Cite

Citation Scheme:

        

Citations by CSL (citeproc-js)

Usage Statistics

Share

Embed

Customize your widget with the following options, then copy and paste the code below into the HTML of your page to embed this item in your website.
                        
                            <div id="ubcOpenCollectionsWidgetDisplay">
                            <script id="ubcOpenCollectionsWidget"
                            src="{[{embed.src}]}"
                            data-item="{[{embed.item}]}"
                            data-collection="{[{embed.collection}]}"
                            data-metadata="{[{embed.showMetadata}]}"
                            data-width="{[{embed.width}]}"
                            data-media="{[{embed.selectedMedia}]}"
                            async >
                            </script>
                            </div>
                        
                    
IIIF logo Our image viewer uses the IIIF 2.0 standard.

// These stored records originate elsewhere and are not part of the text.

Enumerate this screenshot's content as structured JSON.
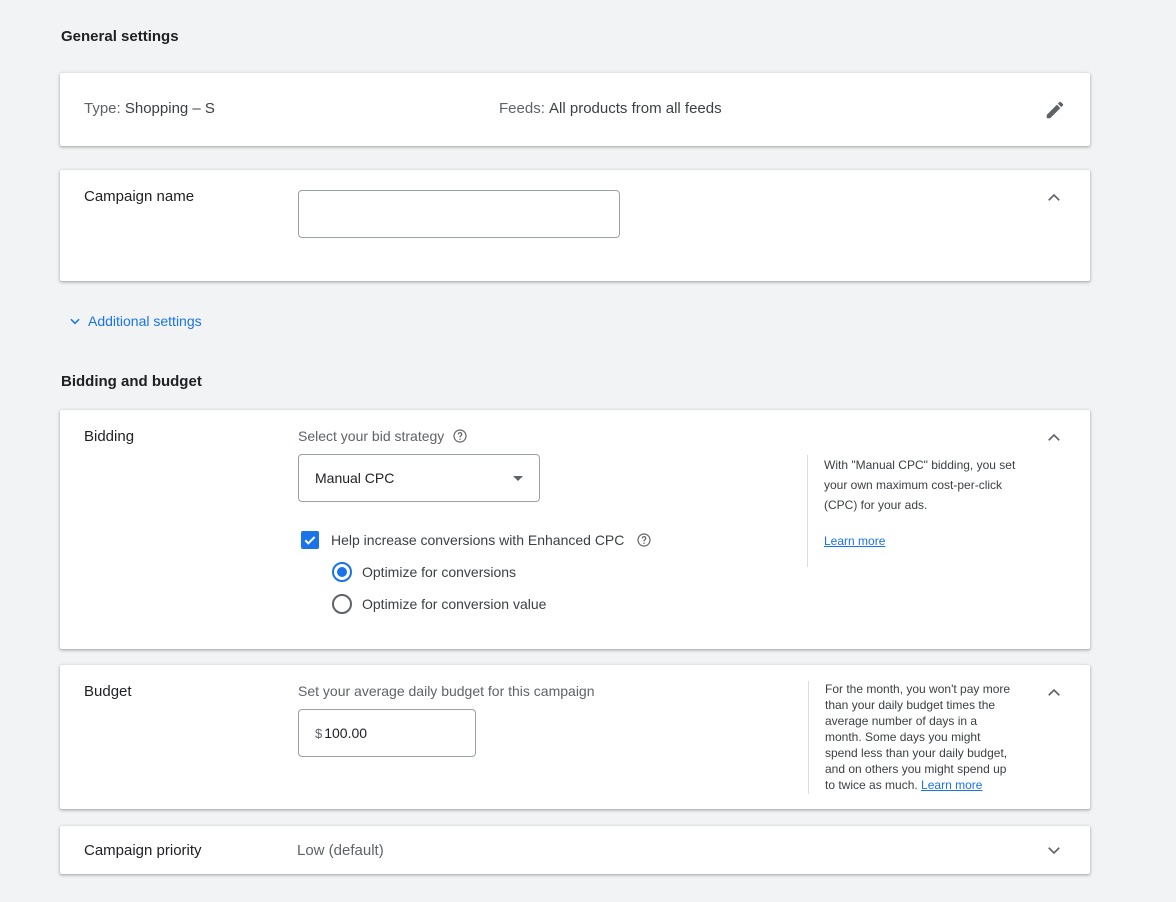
{
  "general": {
    "section_title": "General settings",
    "type_label": "Type: ",
    "type_value": "Shopping – S",
    "feeds_label": "Feeds: ",
    "feeds_value": "All products from all feeds"
  },
  "campaign_name": {
    "label": "Campaign name",
    "value": ""
  },
  "additional_settings": {
    "label": "Additional settings"
  },
  "bidding_budget": {
    "section_title": "Bidding and budget"
  },
  "bidding": {
    "label": "Bidding",
    "strategy_label": "Select your bid strategy",
    "strategy_value": "Manual CPC",
    "enhanced_label": "Help increase conversions with Enhanced CPC",
    "options": [
      {
        "label": "Optimize for conversions",
        "selected": true
      },
      {
        "label": "Optimize for conversion value",
        "selected": false
      }
    ],
    "info_line1": "With \"Manual CPC\" bidding, you set",
    "info_line2": "your own maximum cost-per-click",
    "info_line3": "(CPC) for your ads.",
    "learn_more": "Learn more"
  },
  "budget": {
    "label": "Budget",
    "prompt": "Set your average daily budget for this campaign",
    "currency": "$",
    "value": "100.00",
    "info_lines": [
      "For the month, you won't pay more",
      "than your daily budget times the",
      "average number of days in a",
      "month. Some days you might",
      "spend less than your daily budget,",
      "and on others you might spend up",
      "to twice as much."
    ],
    "learn_more": "Learn more"
  },
  "priority": {
    "label": "Campaign priority",
    "value": "Low (default)"
  },
  "colors": {
    "accent": "#1a73e8",
    "background": "#f1f3f4",
    "card": "#ffffff"
  }
}
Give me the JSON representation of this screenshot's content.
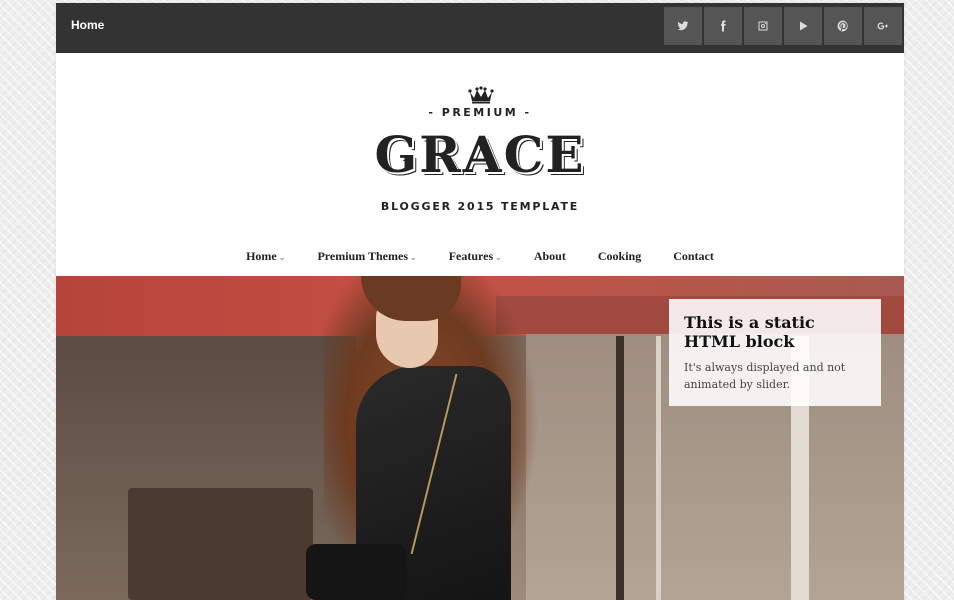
{
  "topbar": {
    "home_label": "Home",
    "social": [
      {
        "name": "twitter-icon",
        "glyph": "t"
      },
      {
        "name": "facebook-icon",
        "glyph": "f"
      },
      {
        "name": "instagram-icon",
        "glyph": "ig"
      },
      {
        "name": "youtube-icon",
        "glyph": "play"
      },
      {
        "name": "pinterest-icon",
        "glyph": "p"
      },
      {
        "name": "google-plus-icon",
        "glyph": "g+"
      }
    ]
  },
  "header": {
    "premium": "- PREMIUM -",
    "logo": "GRACE",
    "tagline": "BLOGGER 2015 TEMPLATE"
  },
  "menu": {
    "items": [
      {
        "label": "Home",
        "has_dropdown": true
      },
      {
        "label": "Premium Themes",
        "has_dropdown": true
      },
      {
        "label": "Features",
        "has_dropdown": true
      },
      {
        "label": "About",
        "has_dropdown": false
      },
      {
        "label": "Cooking",
        "has_dropdown": false
      },
      {
        "label": "Contact",
        "has_dropdown": false
      }
    ],
    "caret": "⌄"
  },
  "hero": {
    "static_block_title": "This is a static HTML block",
    "static_block_text": "It's always displayed and not animated by slider."
  },
  "colors": {
    "topbar_bg": "#333333",
    "social_button_bg": "#555555",
    "page_bg": "#ffffff",
    "text_dark": "#222222"
  }
}
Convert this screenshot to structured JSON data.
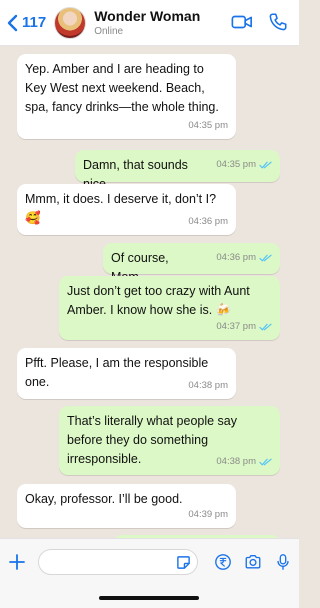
{
  "header": {
    "back_count": "117",
    "contact_name": "Wonder Woman",
    "status": "Online"
  },
  "messages": [
    {
      "direction": "in",
      "text": "Yep. Amber and I are heading to Key West next weekend. Beach, spa, fancy drinks—the whole thing.",
      "time": "04:35 pm"
    },
    {
      "direction": "out",
      "text": "Damn, that sounds nice.",
      "time": "04:35 pm",
      "status": "read"
    },
    {
      "direction": "in",
      "text": "Mmm, it does. I deserve it, don’t I? 🥰",
      "time": "04:36 pm"
    },
    {
      "direction": "out",
      "text": "Of course, Mom.",
      "time": "04:36 pm",
      "status": "read"
    },
    {
      "direction": "out",
      "text": "Just don’t get too crazy with Aunt Amber. I know how she is. 🍻",
      "time": "04:37 pm",
      "status": "read"
    },
    {
      "direction": "in",
      "text": "Pfft. Please, I am the responsible one.",
      "time": "04:38 pm"
    },
    {
      "direction": "out",
      "text": "That’s literally what people say before they do something irresponsible.",
      "time": "04:38 pm",
      "status": "read"
    },
    {
      "direction": "in",
      "text": "Okay, professor. I’ll be good.",
      "time": "04:39 pm"
    }
  ],
  "footer": {
    "input_value": "",
    "icons": [
      "plus-icon",
      "sticker-icon",
      "rupee-icon",
      "camera-icon",
      "microphone-icon"
    ]
  },
  "colors": {
    "accent": "#1a73e8",
    "incoming_bubble": "#ffffff",
    "outgoing_bubble": "#dcf8c6",
    "chat_background": "#ece5dd",
    "read_ticks": "#4fc3f7"
  }
}
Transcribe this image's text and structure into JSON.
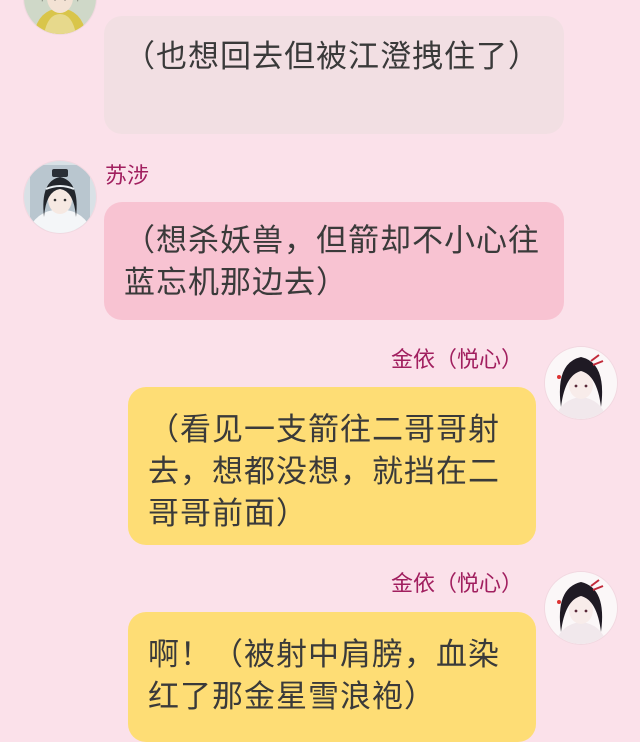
{
  "colors": {
    "background": "#fbe1ea",
    "sender_name": "#a11f5f",
    "bubble_grey": "#f2dfe3",
    "bubble_pink": "#f8c3d2",
    "bubble_yellow": "#fedd75"
  },
  "messages": [
    {
      "side": "left",
      "avatar": "avatar-icon",
      "text": "（也想回去但被江澄拽住了）"
    },
    {
      "side": "left",
      "sender": "苏涉",
      "avatar": "avatar-icon",
      "text": "（想杀妖兽，但箭却不小心往蓝忘机那边去）"
    },
    {
      "side": "right",
      "sender": "金依（悦心）",
      "avatar": "avatar-icon",
      "text": "（看见一支箭往二哥哥射去，想都没想，就挡在二哥哥前面）"
    },
    {
      "side": "right",
      "sender": "金依（悦心）",
      "avatar": "avatar-icon",
      "text": "啊！（被射中肩膀，血染红了那金星雪浪袍）"
    }
  ]
}
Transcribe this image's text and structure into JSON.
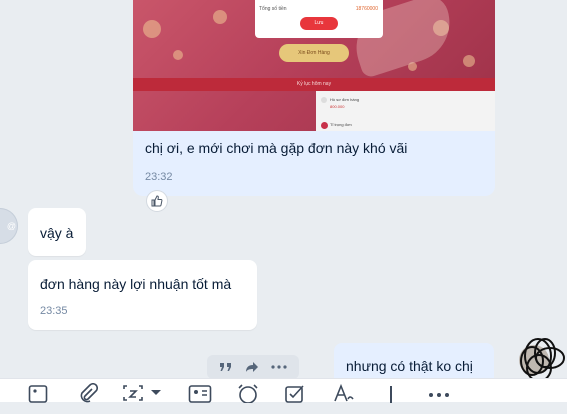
{
  "messages": {
    "outgoing_image": {
      "screenshot": {
        "panel_label": "Tổng số tiền",
        "panel_amount": "18760000",
        "confirm_label": "Lưu",
        "gold_button": "Xin Đơn Hàng",
        "strip_label": "Kỷ lục hôm nay",
        "list_row1": "Hồ sơ đơn hàng",
        "list_row1_value": "800.000",
        "list_row2": "Tỉ trọng đơn"
      },
      "text": "chị ơi, e mới chơi mà gặp đơn này khó vãi",
      "time": "23:32"
    },
    "incoming_1": {
      "text": "vậy à"
    },
    "incoming_2": {
      "text": "đơn hàng này lợi nhuận tốt mà",
      "time": "23:35"
    },
    "outgoing_2": {
      "text": "nhưng có thật ko chị"
    }
  },
  "colors": {
    "chat_bg": "#e9edf1",
    "outgoing_bubble": "#e5efff",
    "incoming_bubble": "#ffffff",
    "time_text": "#7589a3",
    "body_text": "#081c36"
  },
  "icons": {
    "reaction": "thumbs-up-icon",
    "message_actions": [
      "quote-icon",
      "forward-icon",
      "more-icon"
    ],
    "toolbar": [
      "image-icon",
      "attach-icon",
      "screenshot-icon",
      "chevron-down-icon",
      "contact-card-icon",
      "reminder-icon",
      "task-icon",
      "text-format-icon",
      "cursor-icon",
      "more-icon"
    ]
  }
}
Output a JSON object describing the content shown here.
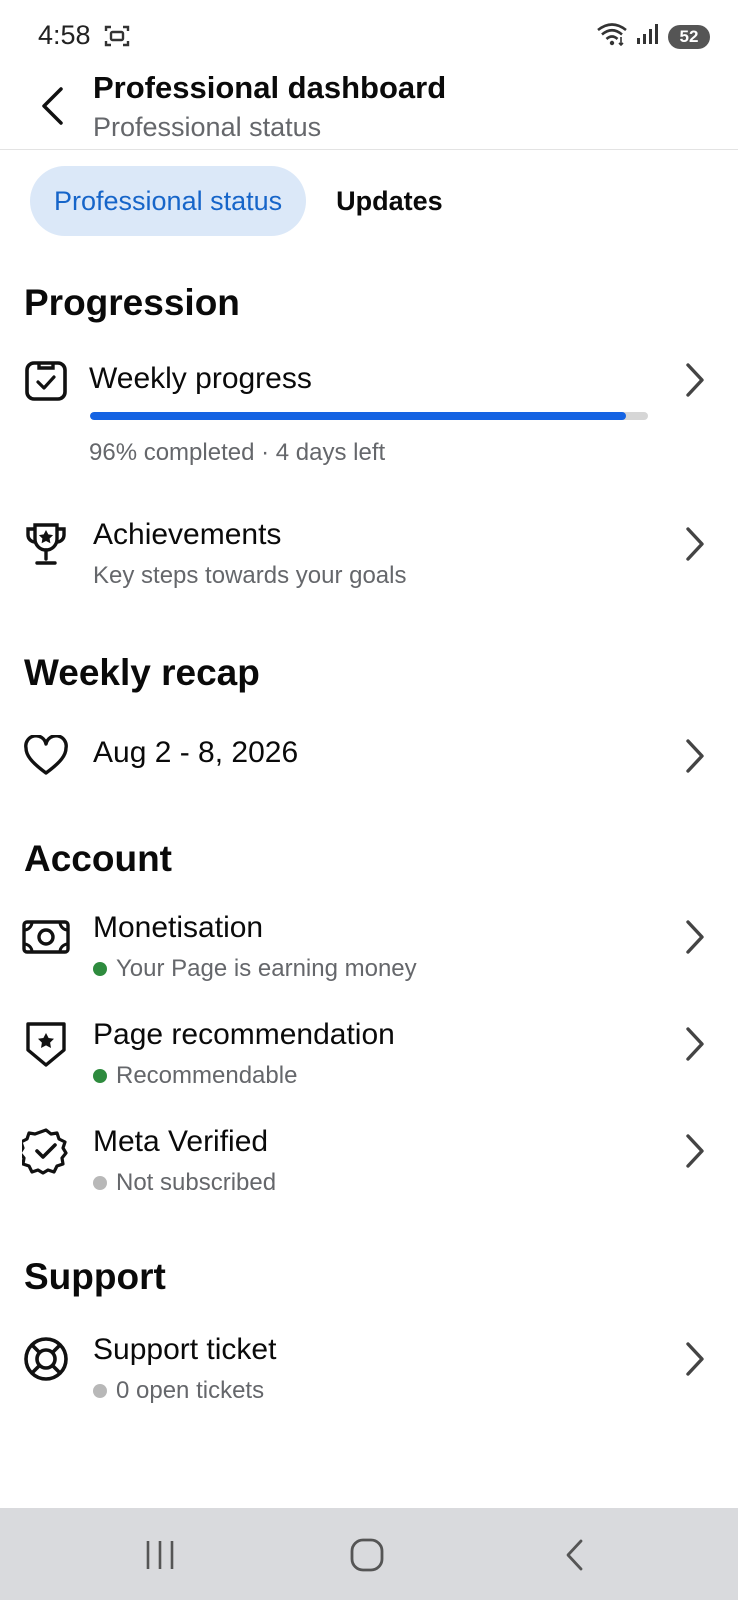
{
  "status_bar": {
    "time": "4:58",
    "battery": "52",
    "icons": [
      "screenshot-icon",
      "wifi-icon",
      "signal-icon",
      "battery-icon"
    ]
  },
  "header": {
    "title": "Professional dashboard",
    "subtitle": "Professional status"
  },
  "tabs": [
    {
      "label": "Professional status",
      "active": true
    },
    {
      "label": "Updates",
      "active": false
    }
  ],
  "sections": {
    "progression": {
      "title": "Progression",
      "weekly_progress": {
        "label": "Weekly progress",
        "progress_percent": 96,
        "status": "96% completed · 4 days left"
      },
      "achievements": {
        "label": "Achievements",
        "subtitle": "Key steps towards your goals"
      }
    },
    "weekly_recap": {
      "title": "Weekly recap",
      "date_range": "Aug 2 - 8, 2026"
    },
    "account": {
      "title": "Account",
      "monetisation": {
        "label": "Monetisation",
        "status": "Your Page is earning money",
        "status_color": "#2e8b3e"
      },
      "page_recommendation": {
        "label": "Page recommendation",
        "status": "Recommendable",
        "status_color": "#2e8b3e"
      },
      "meta_verified": {
        "label": "Meta Verified",
        "status": "Not subscribed",
        "status_color": "#b8b8b8"
      }
    },
    "support": {
      "title": "Support",
      "support_ticket": {
        "label": "Support ticket",
        "status": "0 open tickets",
        "status_color": "#b8b8b8"
      }
    }
  },
  "colors": {
    "accent": "#1463e3",
    "tab_active_bg": "#dbe8f8",
    "tab_active_text": "#1665c9",
    "nav_bar_bg": "#d9dadd"
  }
}
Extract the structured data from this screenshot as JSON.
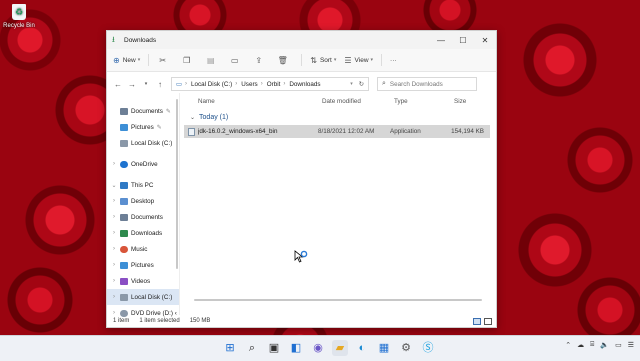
{
  "desktop": {
    "recycle_bin_label": "Recycle Bin"
  },
  "window": {
    "title": "Downloads",
    "controls": {
      "minimize": "—",
      "maximize": "☐",
      "close": "✕"
    }
  },
  "toolbar": {
    "new_label": "New",
    "sort_label": "Sort",
    "view_label": "View",
    "more": "···"
  },
  "address": {
    "segments": [
      "Local Disk (C:)",
      "Users",
      "Orbit",
      "Downloads"
    ],
    "search_placeholder": "Search Downloads"
  },
  "sidebar": {
    "items": [
      {
        "label": "Documents",
        "icon": "documents-icon",
        "color": "#6d7f96",
        "pinned": true
      },
      {
        "label": "Pictures",
        "icon": "pictures-icon",
        "color": "#3d8fd6",
        "pinned": true
      },
      {
        "label": "Local Disk (C:)",
        "icon": "drive-icon",
        "color": "#8a98a8",
        "pinned": false
      },
      {
        "label": "OneDrive",
        "icon": "onedrive-icon",
        "color": "#1e73cf"
      },
      {
        "label": "This PC",
        "icon": "computer-icon",
        "color": "#2f79c4"
      },
      {
        "label": "Desktop",
        "icon": "desktop-icon",
        "color": "#5b8fd0"
      },
      {
        "label": "Documents",
        "icon": "documents-icon",
        "color": "#6d7f96"
      },
      {
        "label": "Downloads",
        "icon": "downloads-icon",
        "color": "#2f8a4e"
      },
      {
        "label": "Music",
        "icon": "music-icon",
        "color": "#d8553a"
      },
      {
        "label": "Pictures",
        "icon": "pictures-icon",
        "color": "#3d8fd6"
      },
      {
        "label": "Videos",
        "icon": "videos-icon",
        "color": "#8a4fc4"
      },
      {
        "label": "Local Disk (C:)",
        "icon": "drive-icon",
        "color": "#8a98a8"
      },
      {
        "label": "DVD Drive (D:) ‹",
        "icon": "dvd-icon",
        "color": "#8a98a8"
      }
    ]
  },
  "columns": {
    "name": "Name",
    "date": "Date modified",
    "type": "Type",
    "size": "Size"
  },
  "group": {
    "label": "Today (1)"
  },
  "files": [
    {
      "name": "jdk-16.0.2_windows-x64_bin",
      "date": "8/18/2021 12:02 AM",
      "type": "Application",
      "size": "154,194 KB"
    }
  ],
  "status": {
    "count": "1 item",
    "selected": "1 item selected",
    "size": "150 MB"
  },
  "taskbar": {
    "apps": [
      {
        "name": "start-icon",
        "glyph": "⊞",
        "color": "#1f6fd1"
      },
      {
        "name": "search-icon",
        "glyph": "⌕",
        "color": "#222222"
      },
      {
        "name": "task-view-icon",
        "glyph": "▣",
        "color": "#333333"
      },
      {
        "name": "widgets-icon",
        "glyph": "◧",
        "color": "#1f6fd1"
      },
      {
        "name": "chat-icon",
        "glyph": "◉",
        "color": "#6b57c7"
      },
      {
        "name": "file-explorer-icon",
        "glyph": "▰",
        "color": "#e6a823"
      },
      {
        "name": "edge-icon",
        "glyph": "◐",
        "color": "#1a8ad2"
      },
      {
        "name": "store-icon",
        "glyph": "▦",
        "color": "#1f6fd1"
      },
      {
        "name": "settings-icon",
        "glyph": "⚙",
        "color": "#555555"
      },
      {
        "name": "skype-icon",
        "glyph": "Ⓢ",
        "color": "#1aa1e0"
      }
    ]
  }
}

To load this item in other compatible viewers, use this url:
https://iiif.library.ubc.ca/presentation/dsp.831.1-0093086/manifest

Comment

Related Items